YOUR ASSIGNMENT | Some lines in the entries contain the word "photo". Copy all of them.

======

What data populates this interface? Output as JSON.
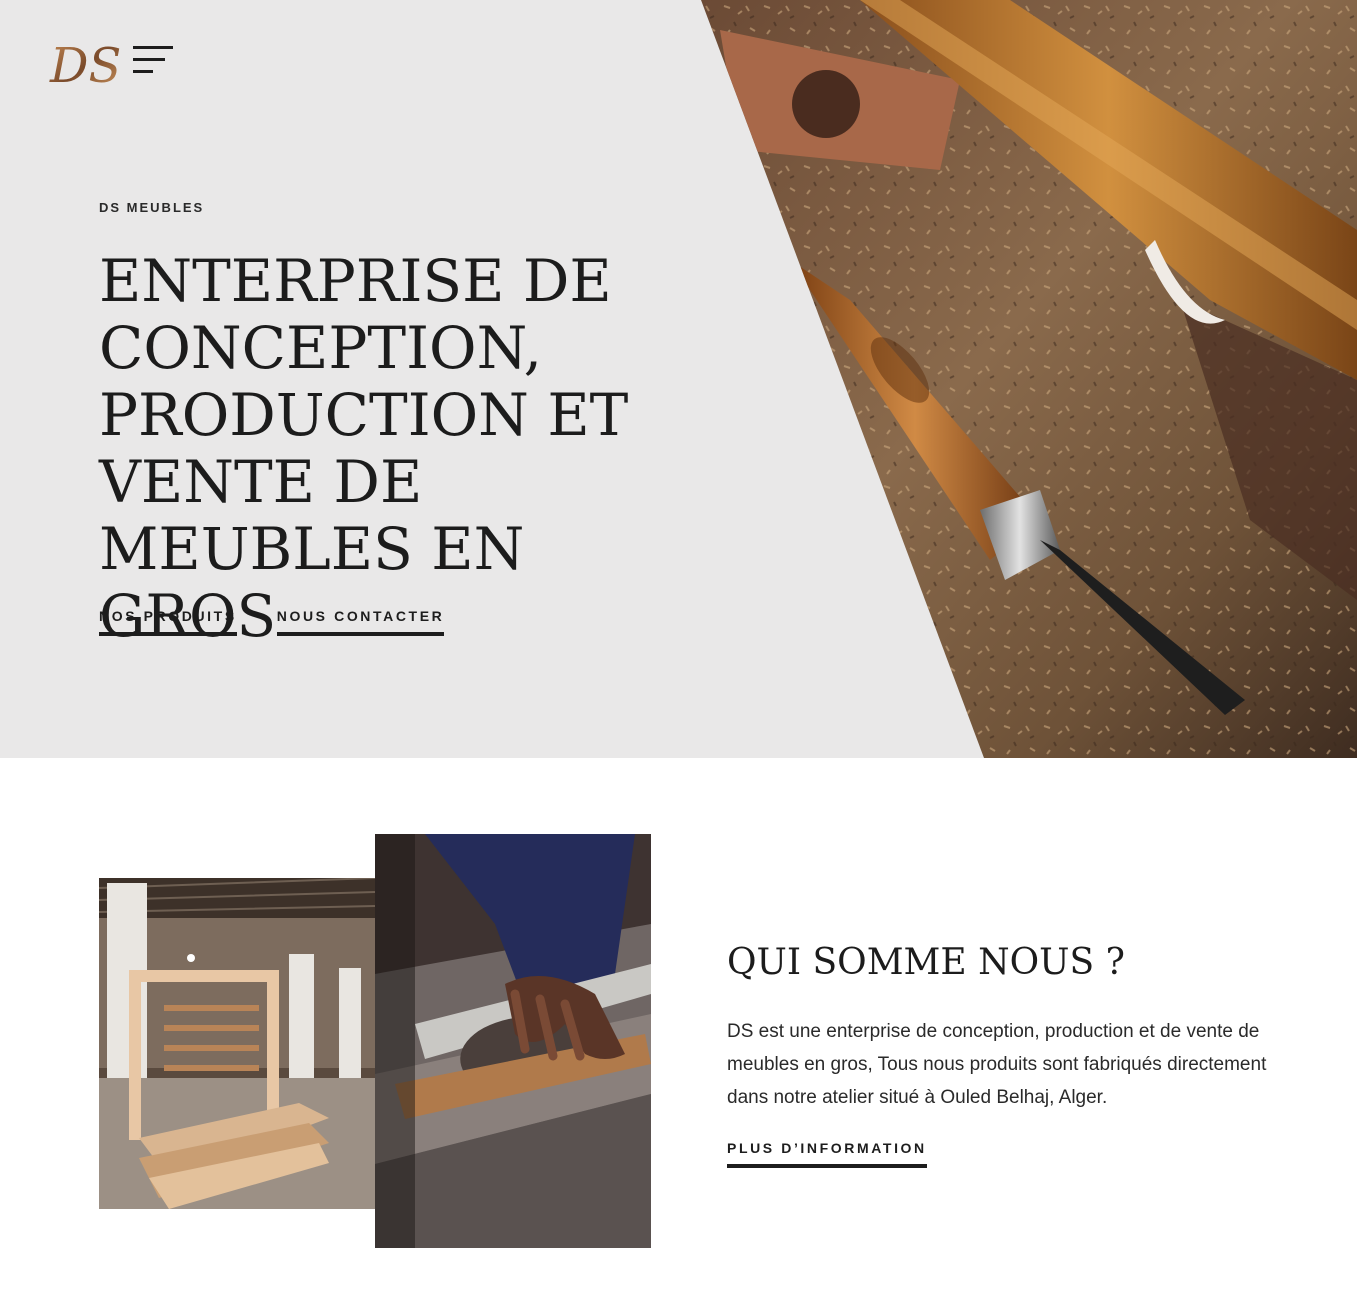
{
  "brand": {
    "logo_text": "DS",
    "menu_icon": "hamburger-menu-icon"
  },
  "hero": {
    "eyebrow": "DS MEUBLES",
    "title": "ENTERPRISE DE CONCEPTION, PRODUCTION ET VENTE DE MEUBLES EN GROS",
    "links": [
      {
        "label": "NOS PRODUITS"
      },
      {
        "label": "NOUS CONTACTER"
      }
    ],
    "image": "wood-chisel-sawdust-photo",
    "background": "#e9e8e8"
  },
  "about": {
    "title": "QUI SOMME NOUS ?",
    "text": "DS est une enterprise de conception, production et de vente de meubles en gros, Tous nous produits sont fabriqués directement dans notre atelier situé à Ouled Belhaj, Alger.",
    "link_label": "PLUS D’INFORMATION",
    "images": [
      "workshop-furniture-frames-photo",
      "table-saw-hand-photo"
    ]
  },
  "colors": {
    "text": "#1d1d1d",
    "hero_bg": "#e9e8e8",
    "wood": "#b8773a"
  }
}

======

TASK RESULT |
    "image": "wood-chisel-sawdust-photo",
      "workshop-furniture-frames-photo",
      "table-saw-hand-photo"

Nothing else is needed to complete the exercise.